In recent years, ASIC has consistently expressed concern about the quality of corporate auditing in Australia, with the Commissioner calling on audit firms to “continue to evaluate the effectiveness of their current initiatives to improve audit quality.”
ASIC is committed to working with auditors to improve confidence levels surrounding statutory financial reporting. The development of new technologies for data processing and analytics is an important part of this process. However, it is clear that directors and managers of audited firms are responsible for improving culture and corporate governance in relation to financial and management reporting. External auditors need to be in a position to identify lapses in corporate governance and suggest solutions to their clients. A collaborative approach between companies, auditors and ASIC is the only way to achieve desired outcomes for shareholders.
As an integral part of this collaborative process, ASIC Commissioner Sean Hughes has proposed that findings from audit inspections should be provided to the directors of entities audited on a routine basis, rather than the current exception basis.
This policy change intends to assist audit committees and business directors in engaging directly with their auditor to determine the necessary steps required to address any issues identified and ensure that the audit is adequately resourced.
Specifically, findings will be communicated to directors where ASIC;
- has formed the view that an auditor has not obtained reasonable assurance that the entity’s financial report is free of material misstatement;
- concludes that audit work should be improved in future years, even though reasonable assurance was obtained that the financial report for the current year was free of material misstatement;
- has concerns that the auditor did not meet the independence requirements of the Corporations Act (including professional requirements), has not addressed the matter, and has not adequately reported the matter in an auditor’s independence declaration; or
- discovers any other matter(s) requiring the attention of the directors or audit committee of the audited entity.
Consultation Paper 352 (communicating audit findings to directors, audit committees, and senior managers) was released on 2nd December 2021, with comments closing on 11th February 2022.
Audit Inspection Report findings comparable with previous year:
In the most recent audit inspection report for the period 1st July 2020 to 30th June 2021, ASIC found that insufficient work was done in 23 percent of the 115 key audit areas reviewed across 35 files from the six largest audit firms: Deloitte, EY, KPMG, PwC, BDO, and Grant Thornton. This is a minimal change from the 24 percent disclosed in the previous reporting period.
ASIC noted that negative findings from their reviews of audits do not necessarily mean that the financial reports audited were, in fact, materially misstated. Rather, in their view, the auditor did not have a sufficient basis to support their opinion on the financial report. They also noted that their audit inspections focus on a limited number of more complex and challenging audits.
Other recommendations from the Audit Inspection Report:

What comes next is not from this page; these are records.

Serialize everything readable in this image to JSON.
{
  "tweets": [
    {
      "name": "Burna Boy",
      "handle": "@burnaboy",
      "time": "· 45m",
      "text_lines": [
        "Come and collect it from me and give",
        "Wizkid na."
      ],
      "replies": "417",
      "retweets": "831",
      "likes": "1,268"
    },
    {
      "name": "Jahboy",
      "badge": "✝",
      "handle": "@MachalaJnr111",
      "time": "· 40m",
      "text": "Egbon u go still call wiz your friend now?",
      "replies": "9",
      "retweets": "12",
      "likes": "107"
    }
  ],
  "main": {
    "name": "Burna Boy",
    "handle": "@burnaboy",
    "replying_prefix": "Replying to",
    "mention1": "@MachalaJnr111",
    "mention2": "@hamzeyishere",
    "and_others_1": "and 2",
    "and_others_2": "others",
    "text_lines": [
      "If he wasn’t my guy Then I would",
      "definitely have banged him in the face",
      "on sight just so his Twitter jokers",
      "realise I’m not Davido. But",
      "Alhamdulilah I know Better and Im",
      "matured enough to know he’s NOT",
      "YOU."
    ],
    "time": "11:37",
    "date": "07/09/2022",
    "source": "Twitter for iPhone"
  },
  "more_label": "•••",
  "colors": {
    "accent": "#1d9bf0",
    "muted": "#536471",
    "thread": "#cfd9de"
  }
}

In the report, specific initiatives identified to improve audit quality included:
- promoting a strong culture focused on audit quality;
- attracting and retaining the right talent for complex audits;
- thorough supervision and review of audits; and
- holding partners, managers, and staff accountable for audit quality.
It is clear that staff recruitment and retention continues to be a major challenge for the industry. Restrictions on travel into Australia and within Australia are likely to decrease over the next 12 months. In the meantime, staff engagement is essential, including regular review of remuneration, managing workloads, embracing diversity, providing mentoring, and a general focus on well-being.
The changes in business practices and initiatives implemented by individual firms with the aim of improving organisational culture may take time to demonstrate an impact on the negative findings. Therefore, regular monitoring and assessment within audit firms is essential to stay on track.
There’s no question that a forward-thinking approach is required to keep up with the ever-increasing challenges when it comes to audit quality and confidence in financial reporting.
To improve audit quality, ASIC will continue to work with audit firms to identify the root causes of negative findings, develop and implement action plans to address the identified causes, and monitor and revise these action plans to ensure they are effective.
Auditing is a specialist profession and can no longer be regarded simply as an ‘extension’ of services provided by accounting and consulting firms, even when there is no direct or perceived conflict of interest. A dedicated focus from specialists is required to achieve and manage client and regulatory expectations.
Over the past 18 months, the National Audits Group has continued to evolve as an audit-only firm with a strong national presence and capabilities in relation to financial statement audits, compliance and regulatory audits, internal and IT audits, and SMSF audits.
Steven Watson | Director, National Audits Group | email@example.com